orley Munson was surprised to see Constance Freeman standing in the (open) entryway of his office. He had looked up from a call with one of his clients and noticed her there, staring over at him with a look of anger, bewilderment and desire. Morley Munson made a lengthy excuse and hung up the phone, trying to force a smile onto his lips. He got up and motioned for Constance Freeman to enter the room (and close the door behind her).
Morley Munson secretly hated the fact that Constance Freeman had defied their pact
to have their meetings in private but he hadalso come to expect this kind of surprise from her. She didn’t wait for a kiss (or
a hug) but immediately plunged toward
the subject of her visit: her husband was missing. She had tried to phone Morley Munson the previous night to warn him that her husband had grown increasingly suspicious of her behavior and she had found him digging through her purse.
He had uncovered several nude sketches that she had made of herself (and of Morley Munson) and he had left the house in a weeping, howling hurry.
Morley Munson calmed Constance Freeman down with a glass of wine and the cold fact that her husband had indeed arrived to confront him at his house but that they had discussed the situation (like men) and, after several long hours, Constance Freeman’s husband had walked out into the night shaken but definitely still alive.
Morley Munson was not sure that this lie was the best choice to make but under the circumstances he decided that the fewer people who knew about this latest murder, the better.

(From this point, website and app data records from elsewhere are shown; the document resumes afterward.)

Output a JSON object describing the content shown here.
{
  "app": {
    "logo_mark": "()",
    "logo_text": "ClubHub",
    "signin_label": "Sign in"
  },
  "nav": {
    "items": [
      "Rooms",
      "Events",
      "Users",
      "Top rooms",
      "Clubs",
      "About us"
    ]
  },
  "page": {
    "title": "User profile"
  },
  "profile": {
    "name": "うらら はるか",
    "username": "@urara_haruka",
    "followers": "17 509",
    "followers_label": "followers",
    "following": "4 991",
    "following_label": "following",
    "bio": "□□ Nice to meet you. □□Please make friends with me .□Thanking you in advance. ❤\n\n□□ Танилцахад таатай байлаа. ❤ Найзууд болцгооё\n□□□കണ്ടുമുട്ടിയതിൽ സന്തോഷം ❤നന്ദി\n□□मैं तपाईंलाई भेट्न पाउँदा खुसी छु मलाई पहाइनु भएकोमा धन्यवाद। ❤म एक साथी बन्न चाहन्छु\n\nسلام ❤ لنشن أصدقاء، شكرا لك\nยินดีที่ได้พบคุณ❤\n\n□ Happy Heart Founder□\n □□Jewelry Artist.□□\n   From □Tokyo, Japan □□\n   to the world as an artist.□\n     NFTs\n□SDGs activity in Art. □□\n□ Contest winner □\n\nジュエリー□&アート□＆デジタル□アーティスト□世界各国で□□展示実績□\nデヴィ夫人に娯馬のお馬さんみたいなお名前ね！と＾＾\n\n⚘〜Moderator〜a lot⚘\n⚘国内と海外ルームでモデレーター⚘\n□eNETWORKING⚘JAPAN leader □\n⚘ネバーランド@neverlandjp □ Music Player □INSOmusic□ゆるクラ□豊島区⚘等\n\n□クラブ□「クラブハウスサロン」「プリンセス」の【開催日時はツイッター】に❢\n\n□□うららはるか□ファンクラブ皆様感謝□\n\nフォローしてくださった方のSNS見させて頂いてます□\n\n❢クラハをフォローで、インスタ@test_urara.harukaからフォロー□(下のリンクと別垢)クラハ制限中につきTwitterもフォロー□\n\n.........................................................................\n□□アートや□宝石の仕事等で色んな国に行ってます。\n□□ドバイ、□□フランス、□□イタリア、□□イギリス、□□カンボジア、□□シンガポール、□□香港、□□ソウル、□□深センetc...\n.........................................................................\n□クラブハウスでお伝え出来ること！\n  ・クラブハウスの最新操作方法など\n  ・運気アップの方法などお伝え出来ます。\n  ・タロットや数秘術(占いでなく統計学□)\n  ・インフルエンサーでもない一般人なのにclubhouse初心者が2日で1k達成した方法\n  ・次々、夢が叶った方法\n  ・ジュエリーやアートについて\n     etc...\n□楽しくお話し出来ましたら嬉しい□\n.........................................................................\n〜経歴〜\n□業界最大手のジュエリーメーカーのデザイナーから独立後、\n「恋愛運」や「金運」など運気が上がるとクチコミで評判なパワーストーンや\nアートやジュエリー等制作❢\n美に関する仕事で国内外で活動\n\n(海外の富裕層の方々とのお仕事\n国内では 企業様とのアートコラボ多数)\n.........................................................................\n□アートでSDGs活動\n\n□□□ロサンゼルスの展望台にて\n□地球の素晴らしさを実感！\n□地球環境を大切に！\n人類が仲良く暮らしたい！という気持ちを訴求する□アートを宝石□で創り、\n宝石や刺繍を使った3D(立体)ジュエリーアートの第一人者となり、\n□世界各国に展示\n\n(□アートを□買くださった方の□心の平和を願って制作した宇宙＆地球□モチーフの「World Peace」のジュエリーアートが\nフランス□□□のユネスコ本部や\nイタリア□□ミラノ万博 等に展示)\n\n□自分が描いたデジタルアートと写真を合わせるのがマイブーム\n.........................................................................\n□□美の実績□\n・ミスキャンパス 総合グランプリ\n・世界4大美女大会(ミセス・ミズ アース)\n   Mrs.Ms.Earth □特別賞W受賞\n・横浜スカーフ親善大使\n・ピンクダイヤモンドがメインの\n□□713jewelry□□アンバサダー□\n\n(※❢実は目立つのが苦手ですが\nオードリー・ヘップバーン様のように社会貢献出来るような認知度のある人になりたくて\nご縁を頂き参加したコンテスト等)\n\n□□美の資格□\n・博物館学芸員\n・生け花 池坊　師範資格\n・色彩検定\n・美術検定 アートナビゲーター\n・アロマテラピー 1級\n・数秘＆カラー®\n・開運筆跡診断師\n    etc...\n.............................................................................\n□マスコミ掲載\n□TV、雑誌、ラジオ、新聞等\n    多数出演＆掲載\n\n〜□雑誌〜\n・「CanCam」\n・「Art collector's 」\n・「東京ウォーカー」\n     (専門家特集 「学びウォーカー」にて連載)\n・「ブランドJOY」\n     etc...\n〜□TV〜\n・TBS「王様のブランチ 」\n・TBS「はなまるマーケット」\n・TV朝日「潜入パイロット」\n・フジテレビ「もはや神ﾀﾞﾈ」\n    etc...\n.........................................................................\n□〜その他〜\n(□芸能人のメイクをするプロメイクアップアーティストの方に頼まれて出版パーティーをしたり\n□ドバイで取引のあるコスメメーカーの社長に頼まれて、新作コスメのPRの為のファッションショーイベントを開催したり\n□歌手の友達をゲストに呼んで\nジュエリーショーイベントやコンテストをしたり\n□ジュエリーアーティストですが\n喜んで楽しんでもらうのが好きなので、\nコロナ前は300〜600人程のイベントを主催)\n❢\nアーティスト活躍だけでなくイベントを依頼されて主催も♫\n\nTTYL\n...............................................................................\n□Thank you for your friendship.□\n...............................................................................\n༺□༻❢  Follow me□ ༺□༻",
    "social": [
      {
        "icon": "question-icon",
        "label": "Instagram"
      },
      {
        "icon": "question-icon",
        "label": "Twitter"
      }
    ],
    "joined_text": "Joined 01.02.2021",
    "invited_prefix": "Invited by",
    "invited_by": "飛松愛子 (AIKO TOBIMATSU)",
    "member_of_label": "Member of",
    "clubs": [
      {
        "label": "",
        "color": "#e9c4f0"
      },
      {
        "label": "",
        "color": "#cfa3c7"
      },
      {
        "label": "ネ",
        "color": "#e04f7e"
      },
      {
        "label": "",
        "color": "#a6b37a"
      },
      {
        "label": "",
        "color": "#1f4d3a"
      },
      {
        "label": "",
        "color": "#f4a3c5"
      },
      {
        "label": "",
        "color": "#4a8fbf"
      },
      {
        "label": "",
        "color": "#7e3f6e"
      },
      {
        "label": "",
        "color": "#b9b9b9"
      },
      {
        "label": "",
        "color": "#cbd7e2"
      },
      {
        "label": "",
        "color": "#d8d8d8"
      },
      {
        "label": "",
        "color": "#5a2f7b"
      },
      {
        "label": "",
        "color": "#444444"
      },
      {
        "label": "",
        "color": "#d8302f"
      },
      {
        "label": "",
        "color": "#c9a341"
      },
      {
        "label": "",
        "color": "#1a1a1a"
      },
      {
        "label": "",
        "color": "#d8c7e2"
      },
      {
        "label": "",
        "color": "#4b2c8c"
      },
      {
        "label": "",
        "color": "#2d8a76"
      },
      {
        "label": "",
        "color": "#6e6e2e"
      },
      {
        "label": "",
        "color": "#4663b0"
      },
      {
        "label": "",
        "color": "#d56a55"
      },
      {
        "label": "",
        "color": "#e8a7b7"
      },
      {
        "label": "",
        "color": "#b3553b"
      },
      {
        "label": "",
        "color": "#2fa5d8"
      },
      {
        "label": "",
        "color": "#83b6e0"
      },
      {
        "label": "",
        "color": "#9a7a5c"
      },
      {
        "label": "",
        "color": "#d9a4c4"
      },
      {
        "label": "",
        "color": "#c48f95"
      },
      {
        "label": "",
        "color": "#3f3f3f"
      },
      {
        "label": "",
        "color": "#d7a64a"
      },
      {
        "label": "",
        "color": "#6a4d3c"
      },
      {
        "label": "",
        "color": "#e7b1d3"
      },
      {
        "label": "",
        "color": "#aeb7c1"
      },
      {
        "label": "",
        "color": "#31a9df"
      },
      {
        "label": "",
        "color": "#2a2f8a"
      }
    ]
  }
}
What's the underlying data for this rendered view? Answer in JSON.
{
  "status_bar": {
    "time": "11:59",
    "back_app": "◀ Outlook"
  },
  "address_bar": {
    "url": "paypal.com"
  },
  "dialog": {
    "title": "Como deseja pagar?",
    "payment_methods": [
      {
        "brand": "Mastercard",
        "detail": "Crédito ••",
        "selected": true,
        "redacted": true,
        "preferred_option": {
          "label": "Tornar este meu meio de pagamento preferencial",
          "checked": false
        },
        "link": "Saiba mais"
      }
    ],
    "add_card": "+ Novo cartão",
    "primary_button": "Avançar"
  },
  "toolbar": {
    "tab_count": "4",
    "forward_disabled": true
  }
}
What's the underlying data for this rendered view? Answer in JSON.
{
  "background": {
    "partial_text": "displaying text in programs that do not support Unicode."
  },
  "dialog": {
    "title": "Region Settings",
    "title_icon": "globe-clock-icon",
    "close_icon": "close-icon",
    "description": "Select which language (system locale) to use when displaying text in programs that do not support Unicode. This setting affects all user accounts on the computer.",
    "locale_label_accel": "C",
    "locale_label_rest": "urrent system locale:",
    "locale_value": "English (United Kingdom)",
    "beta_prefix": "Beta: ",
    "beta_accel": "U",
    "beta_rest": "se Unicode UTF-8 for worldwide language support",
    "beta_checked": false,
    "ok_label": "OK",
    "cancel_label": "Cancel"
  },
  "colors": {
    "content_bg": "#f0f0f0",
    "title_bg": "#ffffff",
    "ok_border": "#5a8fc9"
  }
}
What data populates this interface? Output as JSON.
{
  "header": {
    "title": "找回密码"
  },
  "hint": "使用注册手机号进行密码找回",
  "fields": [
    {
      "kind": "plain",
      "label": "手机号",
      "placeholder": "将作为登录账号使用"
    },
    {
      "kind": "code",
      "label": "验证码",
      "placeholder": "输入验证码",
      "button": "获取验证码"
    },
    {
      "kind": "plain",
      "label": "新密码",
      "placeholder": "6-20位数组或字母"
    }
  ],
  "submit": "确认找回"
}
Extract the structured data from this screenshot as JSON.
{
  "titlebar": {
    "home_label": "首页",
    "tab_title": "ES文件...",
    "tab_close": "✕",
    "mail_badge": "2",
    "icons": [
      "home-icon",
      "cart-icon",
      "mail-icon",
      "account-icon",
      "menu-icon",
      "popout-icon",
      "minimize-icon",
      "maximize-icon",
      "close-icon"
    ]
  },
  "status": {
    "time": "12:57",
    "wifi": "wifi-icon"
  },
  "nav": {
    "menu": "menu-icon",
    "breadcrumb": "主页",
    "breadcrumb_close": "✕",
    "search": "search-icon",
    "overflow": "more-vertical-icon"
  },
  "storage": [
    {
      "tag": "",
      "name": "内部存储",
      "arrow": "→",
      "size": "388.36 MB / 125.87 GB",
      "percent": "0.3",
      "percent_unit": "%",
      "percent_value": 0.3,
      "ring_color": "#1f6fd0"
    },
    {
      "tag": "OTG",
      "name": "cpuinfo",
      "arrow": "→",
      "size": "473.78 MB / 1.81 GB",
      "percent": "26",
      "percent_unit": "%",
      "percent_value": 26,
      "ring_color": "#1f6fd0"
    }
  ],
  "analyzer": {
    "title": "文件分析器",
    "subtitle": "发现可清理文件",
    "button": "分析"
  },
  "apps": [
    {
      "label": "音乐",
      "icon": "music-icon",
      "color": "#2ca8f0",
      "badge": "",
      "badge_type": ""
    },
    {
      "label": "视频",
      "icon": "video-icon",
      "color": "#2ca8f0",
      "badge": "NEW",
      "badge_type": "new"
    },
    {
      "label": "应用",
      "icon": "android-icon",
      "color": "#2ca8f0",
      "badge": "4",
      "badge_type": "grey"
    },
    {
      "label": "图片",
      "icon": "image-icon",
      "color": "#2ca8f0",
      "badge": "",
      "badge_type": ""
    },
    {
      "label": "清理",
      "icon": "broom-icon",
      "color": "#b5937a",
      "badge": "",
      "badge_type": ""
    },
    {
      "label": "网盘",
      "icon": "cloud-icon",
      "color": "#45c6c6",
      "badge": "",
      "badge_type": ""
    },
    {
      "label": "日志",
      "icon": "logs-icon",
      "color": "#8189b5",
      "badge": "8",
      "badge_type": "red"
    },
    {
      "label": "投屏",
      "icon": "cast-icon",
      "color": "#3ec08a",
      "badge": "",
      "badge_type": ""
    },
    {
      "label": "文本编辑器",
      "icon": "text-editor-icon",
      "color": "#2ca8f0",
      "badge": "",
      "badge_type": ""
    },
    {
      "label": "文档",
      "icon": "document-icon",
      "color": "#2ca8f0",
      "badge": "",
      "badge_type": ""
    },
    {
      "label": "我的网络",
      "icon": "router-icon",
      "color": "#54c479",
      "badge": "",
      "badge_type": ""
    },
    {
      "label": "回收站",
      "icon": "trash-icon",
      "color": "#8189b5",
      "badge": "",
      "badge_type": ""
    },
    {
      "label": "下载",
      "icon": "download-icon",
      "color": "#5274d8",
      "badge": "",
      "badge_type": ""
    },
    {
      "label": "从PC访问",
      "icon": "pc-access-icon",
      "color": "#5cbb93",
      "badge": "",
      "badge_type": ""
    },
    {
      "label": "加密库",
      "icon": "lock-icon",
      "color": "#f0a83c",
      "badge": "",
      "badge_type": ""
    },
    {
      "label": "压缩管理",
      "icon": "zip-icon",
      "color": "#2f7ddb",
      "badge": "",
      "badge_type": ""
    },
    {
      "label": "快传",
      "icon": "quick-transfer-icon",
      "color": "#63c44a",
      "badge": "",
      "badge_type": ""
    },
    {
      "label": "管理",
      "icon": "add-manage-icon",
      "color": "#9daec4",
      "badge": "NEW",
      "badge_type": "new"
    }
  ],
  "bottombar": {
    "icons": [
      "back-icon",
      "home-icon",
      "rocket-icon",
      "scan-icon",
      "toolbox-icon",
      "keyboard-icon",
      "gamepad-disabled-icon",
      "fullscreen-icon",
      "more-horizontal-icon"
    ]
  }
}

For now, it was important that Constance Freeman cried real tears when she informed the (local) police about her (missing) husband.
Illustration Rosanna Webster